**Directions**
Return only those lines of the records below in which "title" appears.
################
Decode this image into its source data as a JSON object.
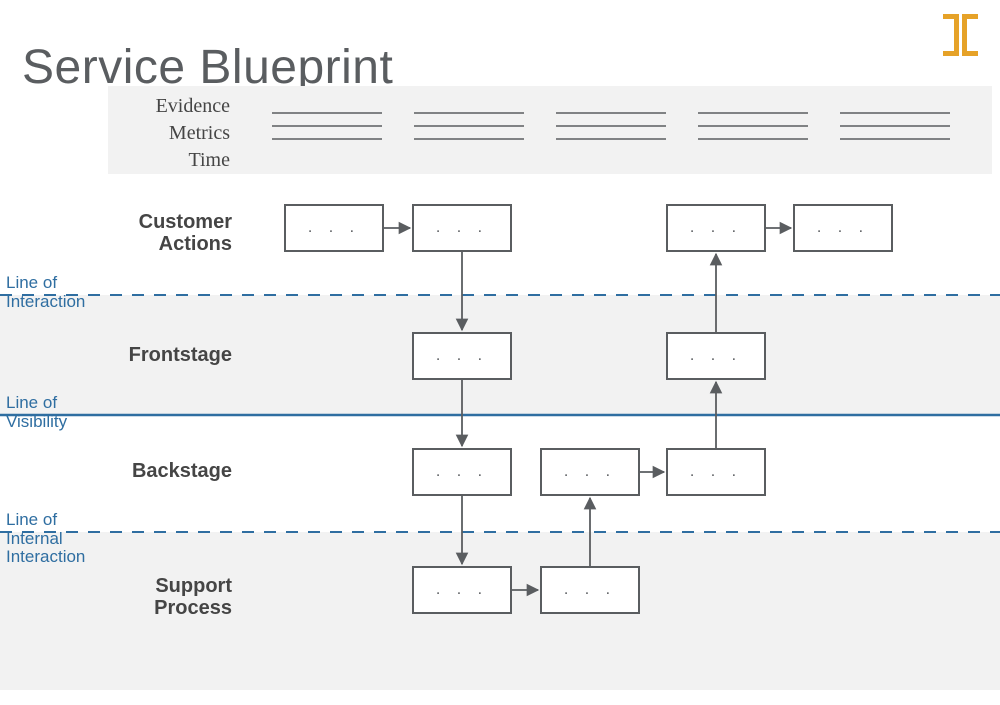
{
  "title": "Service Blueprint",
  "evidenceLabels": {
    "evidence": "Evidence",
    "metrics": "Metrics",
    "time": "Time"
  },
  "rows": {
    "customerActions": "Customer Actions",
    "frontstage": "Frontstage",
    "backstage": "Backstage",
    "supportProcess": "Support Process"
  },
  "separators": {
    "interaction": "Line of Interaction",
    "visibility": "Line of Visibility",
    "internal": "Line of Internal Interaction"
  },
  "placeholder": ". . .",
  "colors": {
    "accent": "#e6a228",
    "gray": "#5a5d60",
    "lightGray": "#f2f2f2",
    "blue": "#2f6ea1"
  }
}
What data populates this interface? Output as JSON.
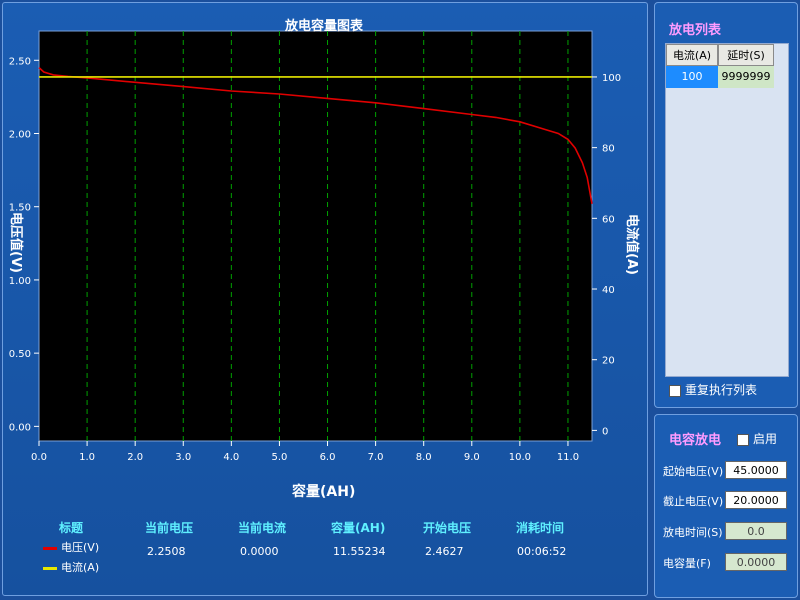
{
  "chart_data": {
    "type": "line",
    "title": "放电容量图表",
    "xlabel": "容量(AH)",
    "ylabel_left": "电压值(V)",
    "ylabel_right": "电流值(A)",
    "xlim": [
      0,
      11.5
    ],
    "ylim_left": [
      -0.1,
      2.7
    ],
    "ylim_right": [
      -3,
      113
    ],
    "x_ticks": [
      "0.0",
      "1.0",
      "2.0",
      "3.0",
      "4.0",
      "5.0",
      "6.0",
      "7.0",
      "8.0",
      "9.0",
      "10.0",
      "11.0"
    ],
    "y_left_ticks": [
      "0.00",
      "0.50",
      "1.00",
      "1.50",
      "2.00",
      "2.50"
    ],
    "y_right_ticks": [
      "0",
      "20",
      "40",
      "60",
      "80",
      "100"
    ],
    "grid": "vertical",
    "series": [
      {
        "name": "电压(V)",
        "color": "#e00000",
        "axis": "left",
        "x": [
          0,
          0.1,
          0.3,
          0.6,
          1.0,
          2.0,
          3.0,
          4.0,
          5.0,
          6.0,
          7.0,
          8.0,
          9.0,
          9.5,
          10.0,
          10.5,
          10.8,
          11.0,
          11.15,
          11.3,
          11.4,
          11.5
        ],
        "values": [
          2.45,
          2.42,
          2.4,
          2.39,
          2.38,
          2.35,
          2.32,
          2.29,
          2.27,
          2.24,
          2.21,
          2.17,
          2.13,
          2.11,
          2.08,
          2.03,
          2.0,
          1.96,
          1.9,
          1.8,
          1.7,
          1.52
        ]
      },
      {
        "name": "电流(A)",
        "color": "#e8e800",
        "axis": "right",
        "x": [
          0,
          11.5
        ],
        "values": [
          100,
          100
        ]
      }
    ]
  },
  "status": {
    "headers": [
      "标题",
      "当前电压",
      "当前电流",
      "容量(AH)",
      "开始电压",
      "消耗时间"
    ],
    "values": [
      "2.2508",
      "0.0000",
      "11.55234",
      "2.4627",
      "00:06:52"
    ],
    "legend": [
      {
        "label": "电压(V)",
        "color": "#e00000"
      },
      {
        "label": "电流(A)",
        "color": "#e8e800"
      }
    ]
  },
  "discharge_list": {
    "title": "放电列表",
    "columns": [
      "电流(A)",
      "延时(S)"
    ],
    "rows": [
      [
        "100",
        "9999999"
      ]
    ],
    "repeat_label": "重复执行列表"
  },
  "capacitor": {
    "title": "电容放电",
    "enable_label": "启用",
    "fields": [
      {
        "label": "起始电压(V)",
        "value": "45.0000"
      },
      {
        "label": "截止电压(V)",
        "value": "20.0000"
      },
      {
        "label": "放电时间(S)",
        "value": "0.0"
      },
      {
        "label": "电容量(F)",
        "value": "0.0000"
      }
    ]
  }
}
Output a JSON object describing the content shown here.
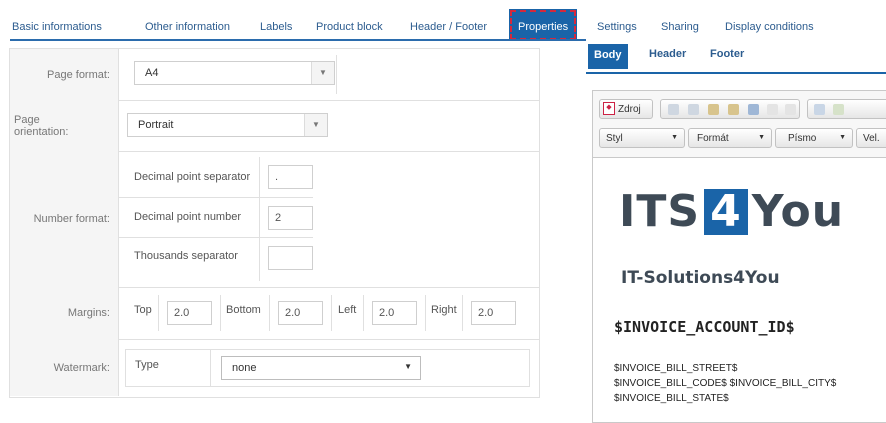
{
  "tabs": [
    {
      "label": "Basic informations"
    },
    {
      "label": "Other information"
    },
    {
      "label": "Labels"
    },
    {
      "label": "Product block"
    },
    {
      "label": "Header / Footer"
    },
    {
      "label": "Properties",
      "active": true
    },
    {
      "label": "Settings"
    },
    {
      "label": "Sharing"
    },
    {
      "label": "Display conditions"
    }
  ],
  "form": {
    "page_format": {
      "label": "Page format:",
      "value": "A4"
    },
    "page_orientation": {
      "label": "Page orientation:",
      "value": "Portrait"
    },
    "number_format": {
      "label": "Number format:",
      "decimal_separator": {
        "label": "Decimal point separator",
        "value": "."
      },
      "decimal_number": {
        "label": "Decimal point number",
        "value": "2"
      },
      "thousands_separator": {
        "label": "Thousands separator",
        "value": ""
      }
    },
    "margins": {
      "label": "Margins:",
      "top": {
        "label": "Top",
        "value": "2.0"
      },
      "bottom": {
        "label": "Bottom",
        "value": "2.0"
      },
      "left": {
        "label": "Left",
        "value": "2.0"
      },
      "right": {
        "label": "Right",
        "value": "2.0"
      }
    },
    "watermark": {
      "label": "Watermark:",
      "type_label": "Type",
      "type_value": "none"
    }
  },
  "editor": {
    "tabs": [
      {
        "label": "Body",
        "active": true
      },
      {
        "label": "Header"
      },
      {
        "label": "Footer"
      }
    ],
    "toolbar": {
      "source_label": "Zdroj",
      "style_label": "Styl",
      "format_label": "Formát",
      "font_label": "Písmo",
      "size_label": "Vel."
    },
    "content": {
      "logo_left": "ITS",
      "logo_box": "4",
      "logo_right": "You",
      "slogan": "IT-Solutions4You",
      "account_id": "$INVOICE_ACCOUNT_ID$",
      "bill_street": "$INVOICE_BILL_STREET$",
      "bill_code_city": "$INVOICE_BILL_CODE$ $INVOICE_BILL_CITY$",
      "bill_state": "$INVOICE_BILL_STATE$"
    }
  },
  "colors": {
    "accent": "#1a64a8",
    "highlight_border": "#d6283c",
    "tab_text": "#2c5c8f"
  }
}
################
**Your solution**
  "title": "Service Blueprint",
    "title": "放电容量图表",
    "title": "放电列表",
    "title": "电容放电",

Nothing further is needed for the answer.